COLOMBO, Sri Lanka — Businesses were closed, teachers absent and public transportation interrupted as Sri Lankans heeded a call for a general strike Thursday to pressure the president to step down over a growing economic and political crisis.
Business districts in the capital, Colombo, were closed, and bankers, teachers and other professionals held parades and joined the main protest site opposite the president’s office where demonstrators have gathered for weeks. Doctors and nurses said they would support the strike with demonstrations during their lunch break.
Workers on vital tea and rubber plantations and in garment factories also protested.

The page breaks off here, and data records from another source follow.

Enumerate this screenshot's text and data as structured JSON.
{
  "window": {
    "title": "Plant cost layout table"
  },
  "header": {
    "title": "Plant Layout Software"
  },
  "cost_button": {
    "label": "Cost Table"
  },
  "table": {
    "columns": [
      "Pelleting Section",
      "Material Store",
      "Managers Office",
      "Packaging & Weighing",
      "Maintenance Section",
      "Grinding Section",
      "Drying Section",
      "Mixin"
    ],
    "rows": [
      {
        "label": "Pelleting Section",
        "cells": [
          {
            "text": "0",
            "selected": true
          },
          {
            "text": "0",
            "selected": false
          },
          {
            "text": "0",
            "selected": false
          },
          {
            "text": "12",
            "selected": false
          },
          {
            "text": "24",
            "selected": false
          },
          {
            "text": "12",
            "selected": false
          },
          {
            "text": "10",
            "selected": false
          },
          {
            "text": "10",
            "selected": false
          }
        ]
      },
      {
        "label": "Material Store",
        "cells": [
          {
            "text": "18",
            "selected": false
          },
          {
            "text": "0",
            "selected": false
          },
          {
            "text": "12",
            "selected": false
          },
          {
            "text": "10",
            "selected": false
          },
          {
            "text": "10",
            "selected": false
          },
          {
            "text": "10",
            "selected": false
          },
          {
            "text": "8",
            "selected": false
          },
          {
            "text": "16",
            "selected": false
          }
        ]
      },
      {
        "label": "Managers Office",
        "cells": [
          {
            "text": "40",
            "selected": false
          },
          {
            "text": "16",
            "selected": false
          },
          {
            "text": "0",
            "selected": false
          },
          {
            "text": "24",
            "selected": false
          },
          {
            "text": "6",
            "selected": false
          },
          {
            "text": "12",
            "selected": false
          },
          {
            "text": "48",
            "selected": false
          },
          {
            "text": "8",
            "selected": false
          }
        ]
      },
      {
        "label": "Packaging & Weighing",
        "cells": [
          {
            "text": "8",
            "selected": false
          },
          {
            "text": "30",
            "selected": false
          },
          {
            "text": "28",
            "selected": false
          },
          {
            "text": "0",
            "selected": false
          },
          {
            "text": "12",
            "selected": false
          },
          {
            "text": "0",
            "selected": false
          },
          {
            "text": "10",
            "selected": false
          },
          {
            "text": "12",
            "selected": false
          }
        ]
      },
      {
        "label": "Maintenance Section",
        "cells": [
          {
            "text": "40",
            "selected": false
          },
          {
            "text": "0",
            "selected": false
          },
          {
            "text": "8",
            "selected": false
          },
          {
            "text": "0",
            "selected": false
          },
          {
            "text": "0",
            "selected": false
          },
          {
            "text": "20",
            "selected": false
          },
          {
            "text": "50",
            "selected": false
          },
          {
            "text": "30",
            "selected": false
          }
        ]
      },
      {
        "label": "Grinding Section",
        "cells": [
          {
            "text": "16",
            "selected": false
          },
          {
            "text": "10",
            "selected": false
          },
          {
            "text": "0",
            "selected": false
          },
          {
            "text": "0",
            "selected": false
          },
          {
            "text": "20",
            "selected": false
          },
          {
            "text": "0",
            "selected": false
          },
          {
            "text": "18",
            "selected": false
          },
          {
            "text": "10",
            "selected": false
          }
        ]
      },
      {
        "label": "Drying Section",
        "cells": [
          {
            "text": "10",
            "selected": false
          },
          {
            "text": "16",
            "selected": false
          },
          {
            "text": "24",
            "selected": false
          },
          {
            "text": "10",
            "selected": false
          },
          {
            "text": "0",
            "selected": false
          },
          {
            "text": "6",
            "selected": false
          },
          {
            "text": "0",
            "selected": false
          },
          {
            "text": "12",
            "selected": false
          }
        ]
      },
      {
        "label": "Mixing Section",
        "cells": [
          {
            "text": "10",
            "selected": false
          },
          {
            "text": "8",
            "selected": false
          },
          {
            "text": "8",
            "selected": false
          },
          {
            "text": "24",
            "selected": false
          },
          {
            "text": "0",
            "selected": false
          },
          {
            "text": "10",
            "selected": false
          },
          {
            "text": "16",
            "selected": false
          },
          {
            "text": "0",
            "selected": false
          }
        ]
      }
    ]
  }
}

Sri Lanka is on the verge of bankruptcy with huge foreign debts and a lack of foreign currency, causing shortages of essential imported goods such as fuel, food and medicine.
Doctors have warned of catastrophic shortages of medicines and equipment in hospitals.
Indonesia on Thursday announced a donation of $1.6 million in medicines and hospital equipment, Sri Lanka's Foreign Ministry said.
Protesters who have crowded the streets since March hold President Gotabaya Rajapaksa and his family — who have dominated nearly every aspect of life in Sri Lanka for most of the last 20 years — responsible for the crisis.
Sri Lanka earlier suspended repayment of its foreign debts, $7 billion of which was due this year. It has foreign reserves of less than $1 billion. The resulting shortages of imported essentials have forced people to stand in lines for hours to buy limited stocks.
Government officials have blamed Russia’s war in Ukraine and the coronavirus pandemic for the debt crisis and say they have been discussing rescue plans and loan repayment with the International Monetary Fund, China and others.
Rajapaksa reshuffled his Cabinet and offered a unity government in an attempt to quell the protests, but opposition parties refused to join a government headed by the Rajapaksa brothers. The weak, divided opposition has been unable to form a majority and take control of Parliament on its own.